This revised digital version of the transcript entirely supersedes the print version, and is the one I hope Kirby fans and scholars will cite going forward.

My thanks to John and to my brilliant co-panelists for their patience, understanding, and revisions. I am very proud of the final result!

The Apocalypse Now Available at Comic Shops!

I’m delighted to report that the exhibition catalog for Comic Book Apocalypse: The Graphic World of Jack Kirby, co-edited by Ben Saunders and me, and published by IDW in partnership with the CSU Northridge Art Galleries, has at last arrived at comic book shops across the country!

That’s right: the CBA catalog, published last fall, made it to comic shops yesterday, March 16. Kirby fans and scholars, look out for it!

It was a labor of love, and is a trove of Kirby artwork, Kirby lore, interpretation, analysis, and appreciation, as well as a complete documenting of the record-setting Kirby exhibition at CSUN in Fall 2015! For further information, and images, see my posts of January 26, December 5, and October 30, below.

More Kirby news forthcoming!

Still Waiting on the Apocalypse (set your doomsday clocks to March 16)

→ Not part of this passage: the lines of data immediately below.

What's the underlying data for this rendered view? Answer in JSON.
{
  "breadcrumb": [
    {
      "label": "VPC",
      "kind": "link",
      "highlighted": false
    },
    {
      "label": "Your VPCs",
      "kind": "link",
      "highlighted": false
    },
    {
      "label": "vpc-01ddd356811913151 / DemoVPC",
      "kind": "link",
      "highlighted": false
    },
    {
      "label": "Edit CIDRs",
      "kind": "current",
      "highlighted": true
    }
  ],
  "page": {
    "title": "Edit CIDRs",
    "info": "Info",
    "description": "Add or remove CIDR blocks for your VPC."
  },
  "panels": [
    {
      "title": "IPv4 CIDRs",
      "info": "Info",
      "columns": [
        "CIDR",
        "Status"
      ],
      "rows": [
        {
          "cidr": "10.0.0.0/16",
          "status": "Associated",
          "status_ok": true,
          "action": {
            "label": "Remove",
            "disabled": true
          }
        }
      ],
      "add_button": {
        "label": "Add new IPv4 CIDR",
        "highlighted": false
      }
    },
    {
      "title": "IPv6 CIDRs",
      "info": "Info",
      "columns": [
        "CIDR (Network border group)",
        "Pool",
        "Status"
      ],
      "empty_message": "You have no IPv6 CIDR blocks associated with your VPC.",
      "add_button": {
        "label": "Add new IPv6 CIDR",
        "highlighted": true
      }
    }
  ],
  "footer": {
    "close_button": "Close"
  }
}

I’m sorry to report that the exhibition catalog for Comic Book Apocalypse: The Graphic World of Jack Kirby, which I previously announced would be reaching comic book shops in January, then in February, and then on March 2, has again been delayed. The new release date is a week from tomorrow, March 16, which has been confirmed for me by IDW Publishing and by local shops. So, Kirby fans and scholars, please ask about the catalog at your LCS on March 16!

My posts from February 18 and January 26 give more context, including links to detailed info about the book. Please scroll down to check those out!

I hope to post about recent developments in Kirby studies next week, in time for the March 16 release of the catalog to local shops. Please watch this space! 

Apocalypse Delayed, But Have No Fear!

Unfortunately the exhibition catalog for Comic Book Apocalypse: The Graphic World of Jack Kirby has once again been delayed in its journey to comic shops everywhere. We expected it to be out today, but apparently there has been a glitch. Fear not! The confirmed new release date is Wednesday, March 2. Please ask your local comic shop retailer about it!

For further details, please see my post of January 26 (below). As a reminder, this baby is co-edited by the brilliant Ben Saunders (Do the Gods Wear Capes?) and myself, co-published by IDW and the CSU Northridge Art Galleries, and thoroughly documents our record-setting Kirby exhibition at CSUN last fall! The book contains a raft of personal and analytical essays by a crazy quilty of writers: a veritable who’s who of cool people from the worlds of comics, fine art, fiction, and academia. 

Can you tell that I’m insanely proud of this? 🙂